Based on information collected by both VDOT and VACo, the occurrence of unmaintained outfalls across the Commonwealth appear in varying degrees, as does the severity of the problem where it does occur. The report concluded that localities experiencing more significant impacts appear to have limited resources available to identify and address the problem on private property until prompted by a citizen complaint, by which time the damage from a lack of maintenance has magnified.
According to the report, the modified common law rule, which has been well settled in Virginia for more than a century, stands for the proposition that the owner of the land upon which the outfall is located bears sole responsibility and liability for the outfall, including the maintenance thereof (with limited exceptions). The obligation attaches to the fee owner of the property or, if transferred by easement, to the grantee holder of such easement. The rules apply equally to both private and public land owners, including political subdivisions and agencies of the Commonwealth.
With the creation of the state highway system in 1932, commonly referred to as the “Byrd Act,” control, supervision, management and jurisdiction of county roads was transferred to the state highway system (with the exceptions of Arlington and Henrico Counties). As many of these roads were established by prescriptive easement, by law, the state’s authority arising from a prescriptive easement is limited by a width of 30 feet, measured from the center of the road. The report speculates that it is possible that some of these outfalls serving to remove stormwater from VDOT-maintained roads obtained by prescriptive easement remain outside of the state-controlled rights of way. However, given that the majority of identified unmaintained outfalls were installed after 1960, it is far more likely that the development of land and the varying practices of deed recordation appears to have had the greatest effect. Without a properly granted and recorded easement, the responsibility to maintain the outfall remains with the fee owner of the land.

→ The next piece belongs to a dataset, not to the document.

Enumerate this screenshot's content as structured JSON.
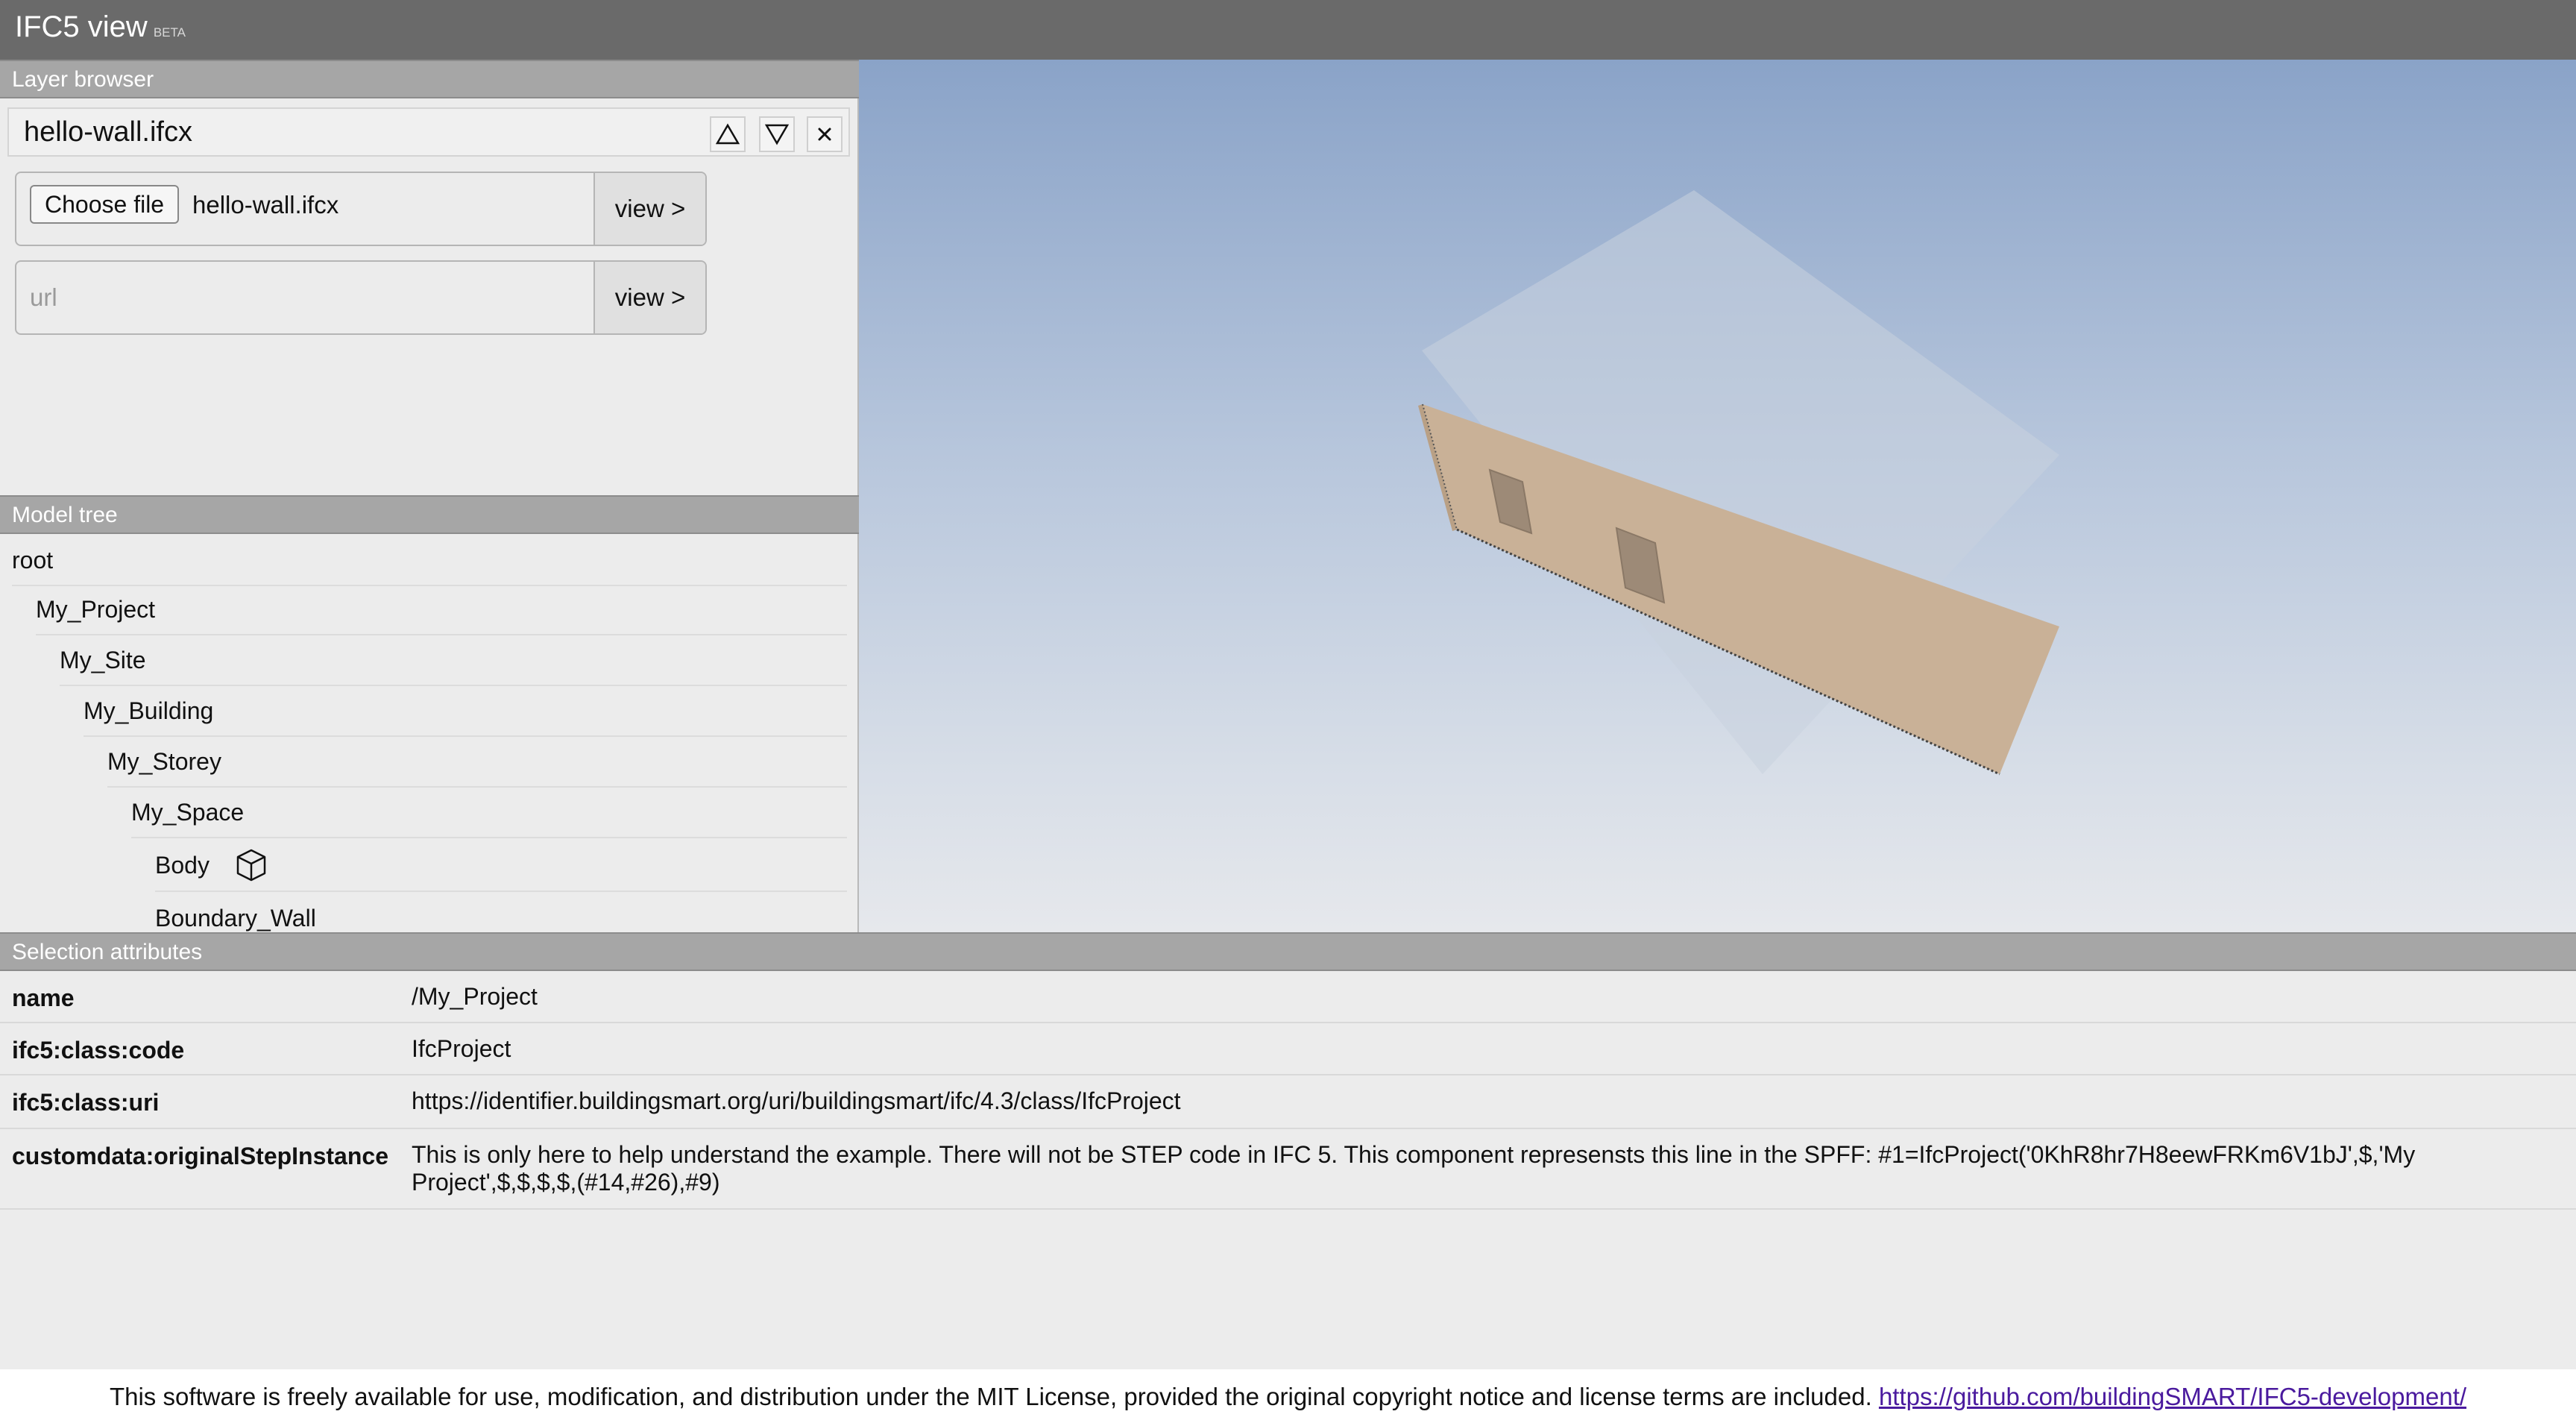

In conclusion, the report recommends clear communication of the responsibility of assigned maintenance of all outfalls with either the landowner or easement holder occur at the time that property conveys. Furthermore, in order to address existing unmaintained outfalls, a systematic process to identify and categorize such legacy outfalls would be necessary. The most likely first step in this process would be the creation of a pilot study by VDOT with a willing county. Additionally, the report recommends the creation of a statewide best practices guide, which would arise from a study of proactive and successful local practices, and which might be developed in collaboration between VDOT, Soil & Water Conservation Districts, DEQ, and VACo. Lastly, in addition to utilizing existing funding options, the General Assembly may wish to consider establishing a program for outfall maintenance modeled after DEQ’s Stormwater Local Assistance Fund, which provides matching grants to local governments for the planning, design, and implementation of stormwater best management practices.
VACo is thankful to the Secretaries of Transportation and Natural Resources and their and relevant agency staffs for the study of this topic and the completion of this report. VACo stands ready to assist them with any further analysis or action on this issue.
The executive summary of the report and the full final report may be found here and here respectively.
VACo Contact: Jeremy R. Bennett